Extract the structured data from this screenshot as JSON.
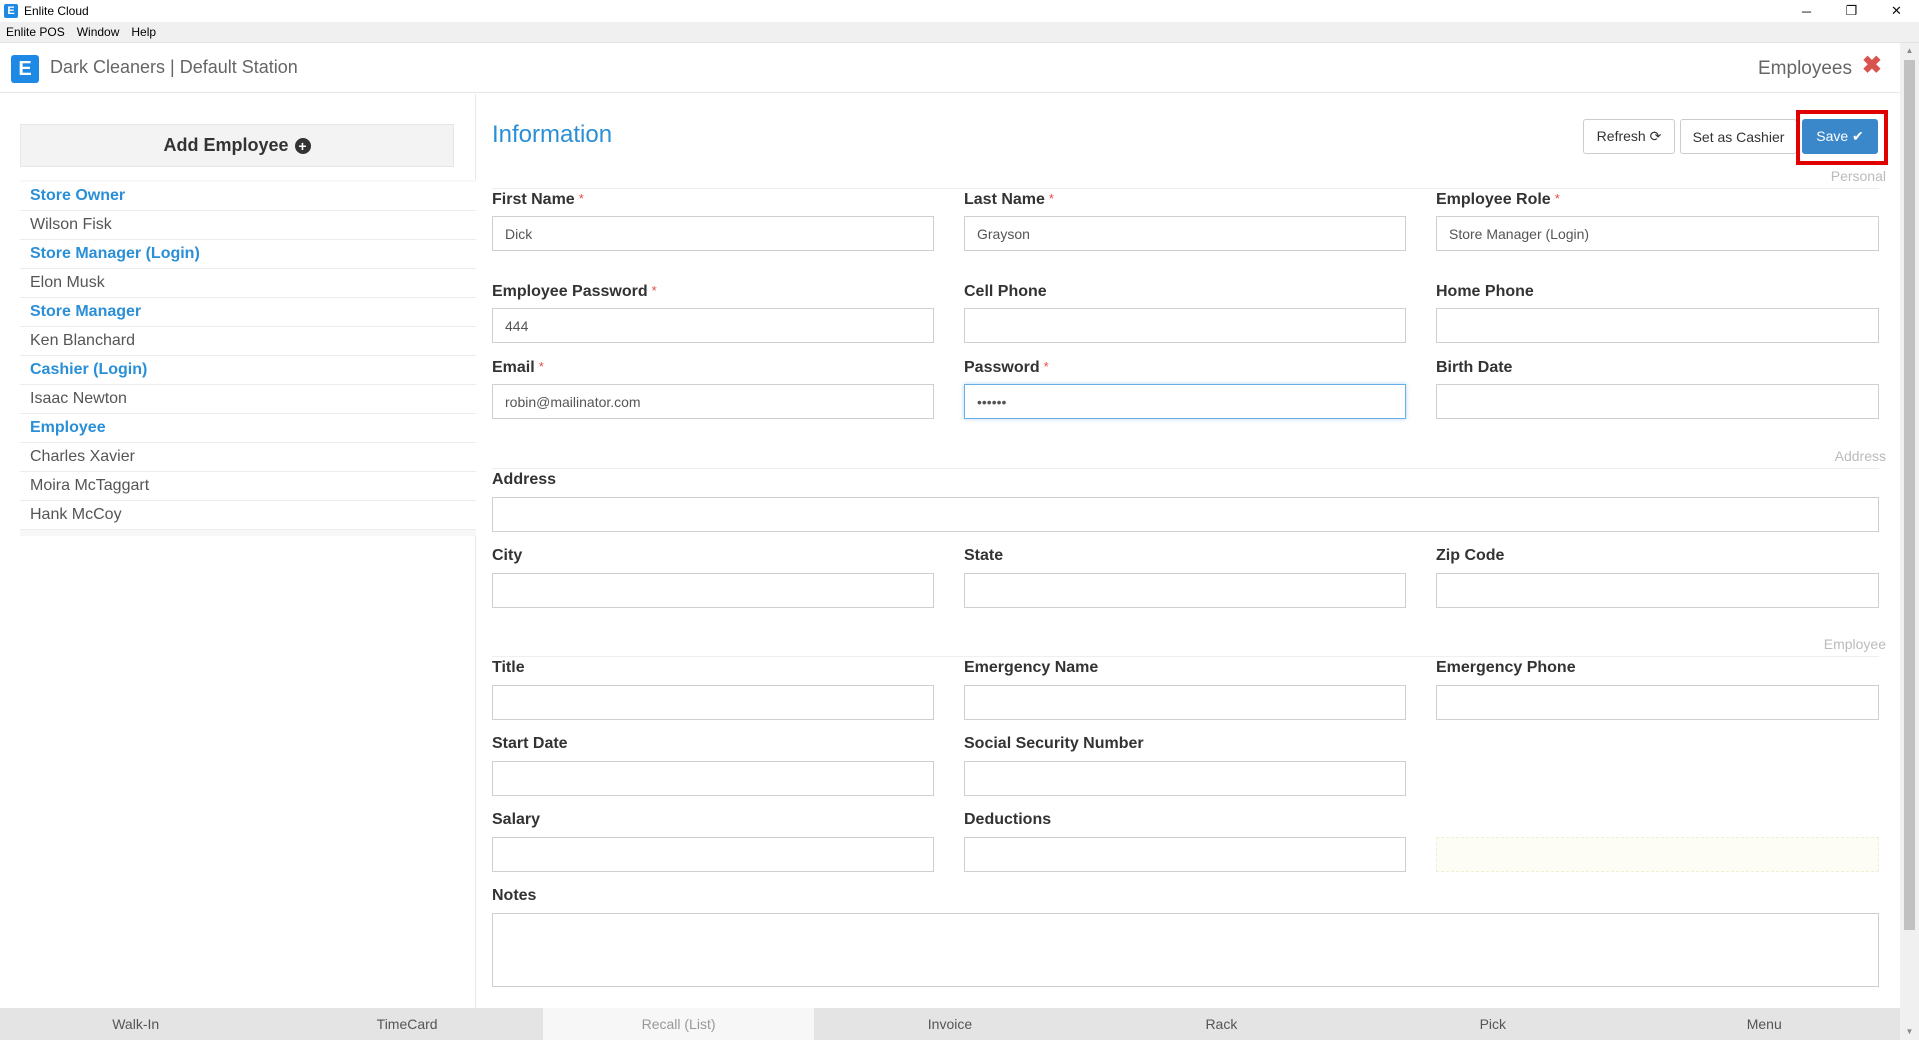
{
  "window": {
    "title": "Enlite Cloud",
    "logo_letter": "E",
    "controls": {
      "minimize": "─",
      "restore": "❐",
      "close": "✕"
    }
  },
  "menubar": [
    "Enlite POS",
    "Window",
    "Help"
  ],
  "header": {
    "logo_letter": "E",
    "station": "Dark Cleaners | Default Station",
    "page": "Employees",
    "close_glyph": "✖"
  },
  "sidebar": {
    "add_label": "Add Employee",
    "plus_glyph": "+",
    "items": [
      {
        "label": "Store Owner",
        "type": "group"
      },
      {
        "label": "Wilson Fisk",
        "type": "employee"
      },
      {
        "label": "Store Manager (Login)",
        "type": "group"
      },
      {
        "label": "Elon Musk",
        "type": "employee"
      },
      {
        "label": "Store Manager",
        "type": "group"
      },
      {
        "label": "Ken Blanchard",
        "type": "employee"
      },
      {
        "label": "Cashier (Login)",
        "type": "group"
      },
      {
        "label": "Isaac Newton",
        "type": "employee"
      },
      {
        "label": "Employee",
        "type": "group"
      },
      {
        "label": "Charles Xavier",
        "type": "employee"
      },
      {
        "label": "Moira McTaggart",
        "type": "employee"
      },
      {
        "label": "Hank McCoy",
        "type": "employee"
      }
    ]
  },
  "form": {
    "title": "Information",
    "buttons": {
      "refresh": "Refresh ⟳",
      "set_cashier": "Set as Cashier",
      "save": "Save ✔"
    },
    "sections": {
      "personal": "Personal",
      "address": "Address",
      "employee": "Employee"
    },
    "required_mark": "*",
    "fields": {
      "first_name": {
        "label": "First Name",
        "value": "Dick"
      },
      "last_name": {
        "label": "Last Name",
        "value": "Grayson"
      },
      "role": {
        "label": "Employee Role",
        "value": "Store Manager (Login)"
      },
      "emp_password": {
        "label": "Employee Password",
        "value": "444"
      },
      "cell_phone": {
        "label": "Cell Phone",
        "value": ""
      },
      "home_phone": {
        "label": "Home Phone",
        "value": ""
      },
      "email": {
        "label": "Email",
        "value": "robin@mailinator.com"
      },
      "password": {
        "label": "Password",
        "value": "••••••"
      },
      "birth_date": {
        "label": "Birth Date",
        "value": ""
      },
      "address": {
        "label": "Address",
        "value": ""
      },
      "city": {
        "label": "City",
        "value": ""
      },
      "state": {
        "label": "State",
        "value": ""
      },
      "zip": {
        "label": "Zip Code",
        "value": ""
      },
      "title": {
        "label": "Title",
        "value": ""
      },
      "emergency_name": {
        "label": "Emergency Name",
        "value": ""
      },
      "emergency_phone": {
        "label": "Emergency Phone",
        "value": ""
      },
      "start_date": {
        "label": "Start Date",
        "value": ""
      },
      "ssn": {
        "label": "Social Security Number",
        "value": ""
      },
      "salary": {
        "label": "Salary",
        "value": ""
      },
      "deductions": {
        "label": "Deductions",
        "value": ""
      },
      "notes": {
        "label": "Notes",
        "value": ""
      }
    }
  },
  "bottom_nav": [
    {
      "label": "Walk-In",
      "active": false
    },
    {
      "label": "TimeCard",
      "active": false
    },
    {
      "label": "Recall (List)",
      "active": true
    },
    {
      "label": "Invoice",
      "active": false
    },
    {
      "label": "Rack",
      "active": false
    },
    {
      "label": "Pick",
      "active": false
    },
    {
      "label": "Menu",
      "active": false
    }
  ]
}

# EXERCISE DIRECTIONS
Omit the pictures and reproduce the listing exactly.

# RESPONSE AREA
Extract the structured data from this screenshot as JSON.
{
  "window": {
    "title": "Enlite Cloud",
    "logo_letter": "E",
    "controls": {
      "minimize": "─",
      "restore": "❐",
      "close": "✕"
    }
  },
  "menubar": [
    "Enlite POS",
    "Window",
    "Help"
  ],
  "header": {
    "logo_letter": "E",
    "station": "Dark Cleaners | Default Station",
    "page": "Employees",
    "close_glyph": "✖"
  },
  "sidebar": {
    "add_label": "Add Employee",
    "plus_glyph": "+",
    "items": [
      {
        "label": "Store Owner",
        "type": "group"
      },
      {
        "label": "Wilson Fisk",
        "type": "employee"
      },
      {
        "label": "Store Manager (Login)",
        "type": "group"
      },
      {
        "label": "Elon Musk",
        "type": "employee"
      },
      {
        "label": "Store Manager",
        "type": "group"
      },
      {
        "label": "Ken Blanchard",
        "type": "employee"
      },
      {
        "label": "Cashier (Login)",
        "type": "group"
      },
      {
        "label": "Isaac Newton",
        "type": "employee"
      },
      {
        "label": "Employee",
        "type": "group"
      },
      {
        "label": "Charles Xavier",
        "type": "employee"
      },
      {
        "label": "Moira McTaggart",
        "type": "employee"
      },
      {
        "label": "Hank McCoy",
        "type": "employee"
      }
    ]
  },
  "form": {
    "title": "Information",
    "buttons": {
      "refresh": "Refresh ⟳",
      "set_cashier": "Set as Cashier",
      "save": "Save ✔"
    },
    "sections": {
      "personal": "Personal",
      "address": "Address",
      "employee": "Employee"
    },
    "required_mark": "*",
    "fields": {
      "first_name": {
        "label": "First Name",
        "value": "Dick"
      },
      "last_name": {
        "label": "Last Name",
        "value": "Grayson"
      },
      "role": {
        "label": "Employee Role",
        "value": "Store Manager (Login)"
      },
      "emp_password": {
        "label": "Employee Password",
        "value": "444"
      },
      "cell_phone": {
        "label": "Cell Phone",
        "value": ""
      },
      "home_phone": {
        "label": "Home Phone",
        "value": ""
      },
      "email": {
        "label": "Email",
        "value": "robin@mailinator.com"
      },
      "password": {
        "label": "Password",
        "value": "••••••"
      },
      "birth_date": {
        "label": "Birth Date",
        "value": ""
      },
      "address": {
        "label": "Address",
        "value": ""
      },
      "city": {
        "label": "City",
        "value": ""
      },
      "state": {
        "label": "State",
        "value": ""
      },
      "zip": {
        "label": "Zip Code",
        "value": ""
      },
      "title": {
        "label": "Title",
        "value": ""
      },
      "emergency_name": {
        "label": "Emergency Name",
        "value": ""
      },
      "emergency_phone": {
        "label": "Emergency Phone",
        "value": ""
      },
      "start_date": {
        "label": "Start Date",
        "value": ""
      },
      "ssn": {
        "label": "Social Security Number",
        "value": ""
      },
      "salary": {
        "label": "Salary",
        "value": ""
      },
      "deductions": {
        "label": "Deductions",
        "value": ""
      },
      "notes": {
        "label": "Notes",
        "value": ""
      }
    }
  },
  "bottom_nav": [
    {
      "label": "Walk-In",
      "active": false
    },
    {
      "label": "TimeCard",
      "active": false
    },
    {
      "label": "Recall (List)",
      "active": true
    },
    {
      "label": "Invoice",
      "active": false
    },
    {
      "label": "Rack",
      "active": false
    },
    {
      "label": "Pick",
      "active": false
    },
    {
      "label": "Menu",
      "active": false
    }
  ]
}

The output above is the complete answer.